The pack has been shuffled for the Federal Reserve officials and the time for them to show their interest rates hand is drawing closer with the next meeting of the Federal Open Market Committee (FOMC) scheduled for 16 - 17 September.
Much has changed since the last Fed meeting in July, with the havoc on global markets unleashed by the Chinese central bank decision to devalue the yuan on August 11 changing the game. Investors and analysts alike believed that the next FOMC meeting would result in a hike in the interest rate, but now they are less certain.
With the exception of inflation, which continues to remain stubbornly low as it has done for the for the past 40 months by staying below the 2% level the Fed sees as the target number, all the other indicators are positive.
The U.S. definitely seems to be well into a recovery phase after the Great Recession with the number of jobs on offer growing, while there also seems to be a steady increase in the wages on offer which indicates a tightening labor market. The Fed officials aren't going to be able to learn much more about the state of the economy between now and 16 September and the decisions on which way to vote, have probably been made.
Andrew Chamberlain, chief economist with the job site Glassdoor, told MarketWatch, “Anyone who wanted to raise rates before will vote to do so. Anyone who didn't will stick to their guns.”
The only thing that can really change in the interim is the state of the global stock markets and even then, stock volatility provides very little evidence as to the actual health of an economy. Central bankers will obviously be watching to see whether there are signs that the market turmoil is settling as they wouldn't want to roil the markets further.
The press release on July 19, after the last Fed meeting, provides one very good clue to the way the officials are thinking. The report consists of five paragraphs and the word inflation related to any rates decision is mentioned 12 times, while the 2% inflation target gets mentioned four times, indicating the importance of indications that inflation is moving closer to the desired 2% level.
Meanwhile, the devalued yuan, the stronger U.S. dollar and the restraining effect this might have on U.S. inflation at a time when Fed officials would like to see inflation climbing higher, could be the only factors to dampen their enthusiasm for a rates hike in September.
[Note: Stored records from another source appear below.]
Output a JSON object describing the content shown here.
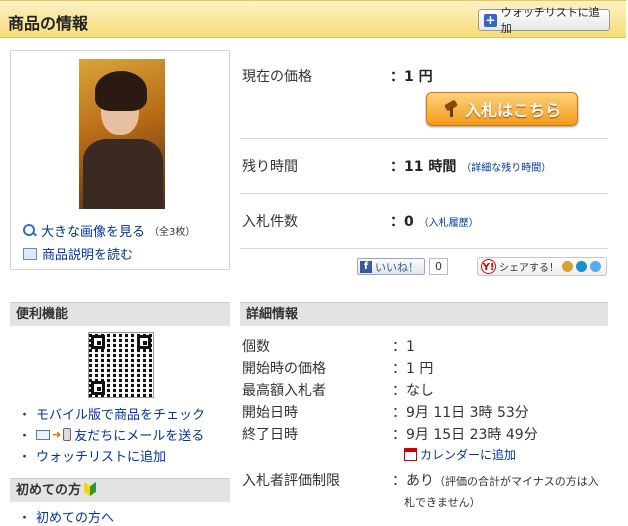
{
  "header": {
    "title": "商品の情報",
    "watchlist_button": "ウォッチリストに追加"
  },
  "image_box": {
    "photo_alt": "出品者の写真",
    "large_image_link": "大きな画像を見る",
    "large_image_count": "（全3枚）",
    "description_link": "商品説明を読む"
  },
  "price": {
    "current_label": "現在の価格",
    "current_value": "：1 円",
    "bid_button": "入札はこちら",
    "remaining_label": "残り時間",
    "remaining_value": "：11 時間",
    "remaining_detail_link": "（詳細な残り時間）",
    "bids_label": "入札件数",
    "bids_value": "：0",
    "bids_history_link": "（入札履歴）"
  },
  "social": {
    "fb_like": "いいね！",
    "fb_count": "0",
    "share_label": "シェアする！",
    "colors": {
      "mixi": "#d9a230",
      "hatena": "#1a8fd6",
      "twitter": "#55acee"
    }
  },
  "convenience": {
    "title": "便利機能",
    "links": [
      "モバイル版で商品をチェック",
      "友だちにメールを送る",
      "ウォッチリストに追加"
    ]
  },
  "beginner": {
    "title": "初めての方",
    "link": "初めての方へ"
  },
  "details": {
    "title": "詳細情報",
    "rows": [
      {
        "label": "個数",
        "value": "：1"
      },
      {
        "label": "開始時の価格",
        "value": "：1 円"
      },
      {
        "label": "最高額入札者",
        "value": "：なし"
      },
      {
        "label": "開始日時",
        "value": "：9月 11日 3時 53分"
      },
      {
        "label": "終了日時",
        "value": "：9月 15日 23時 49分"
      }
    ],
    "calendar_link": "カレンダーに追加",
    "rating_label": "入札者評価制限",
    "rating_value": "：あり",
    "rating_note_line1": "（評価の合計がマイナスの方は入",
    "rating_note_line2": "札できません）"
  }
}
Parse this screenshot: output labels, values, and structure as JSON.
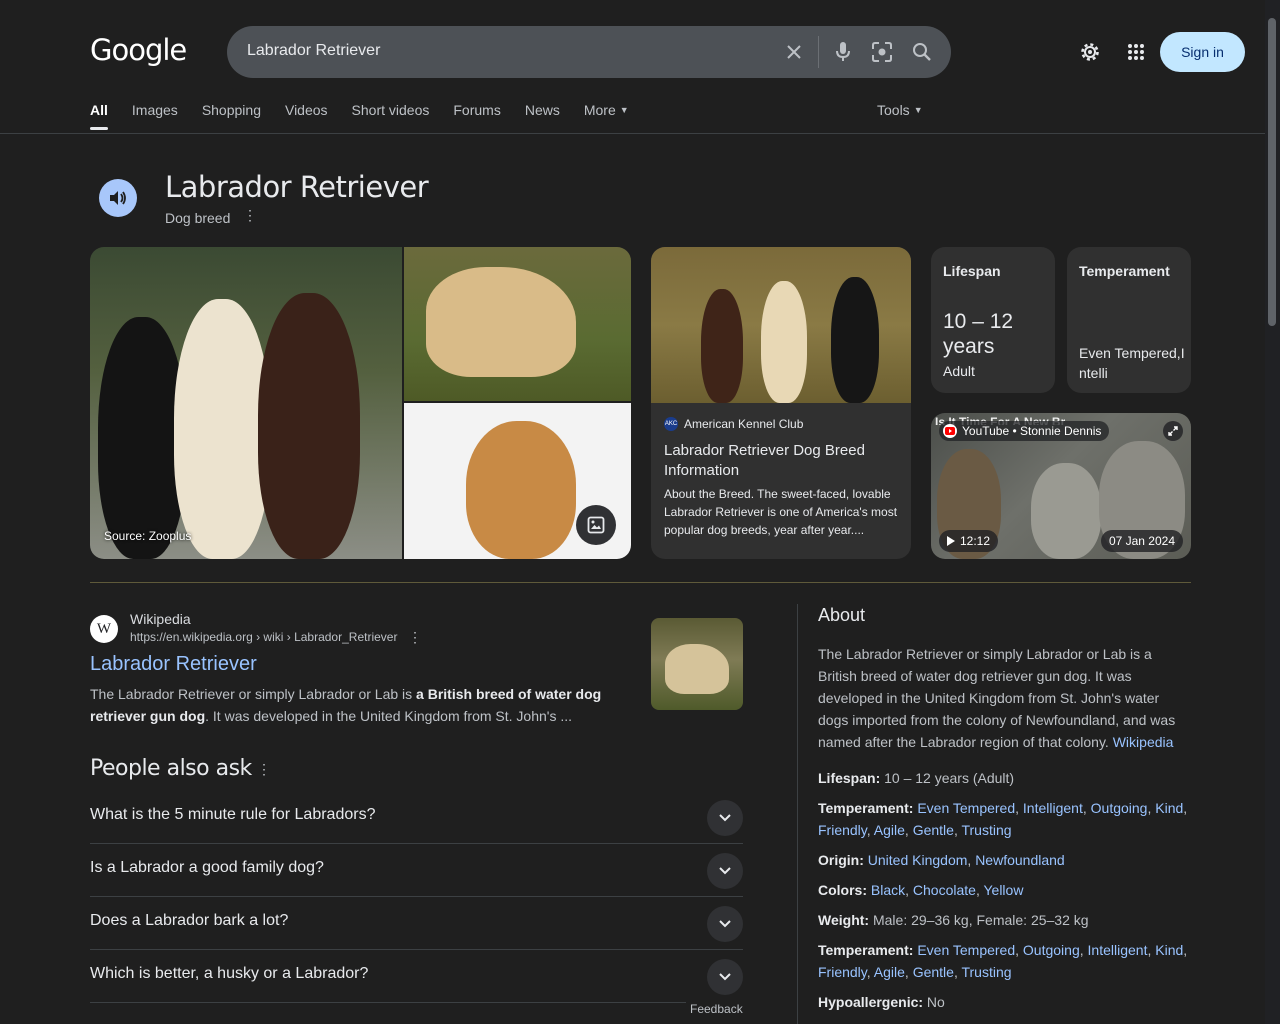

The last word from Richmond Fed President Jeffrey Lacker, a strong proponent of a rates hike, said, “It’s time to align our monetary policy with the significant economic progress that we have made” after reviewing the August jobs report.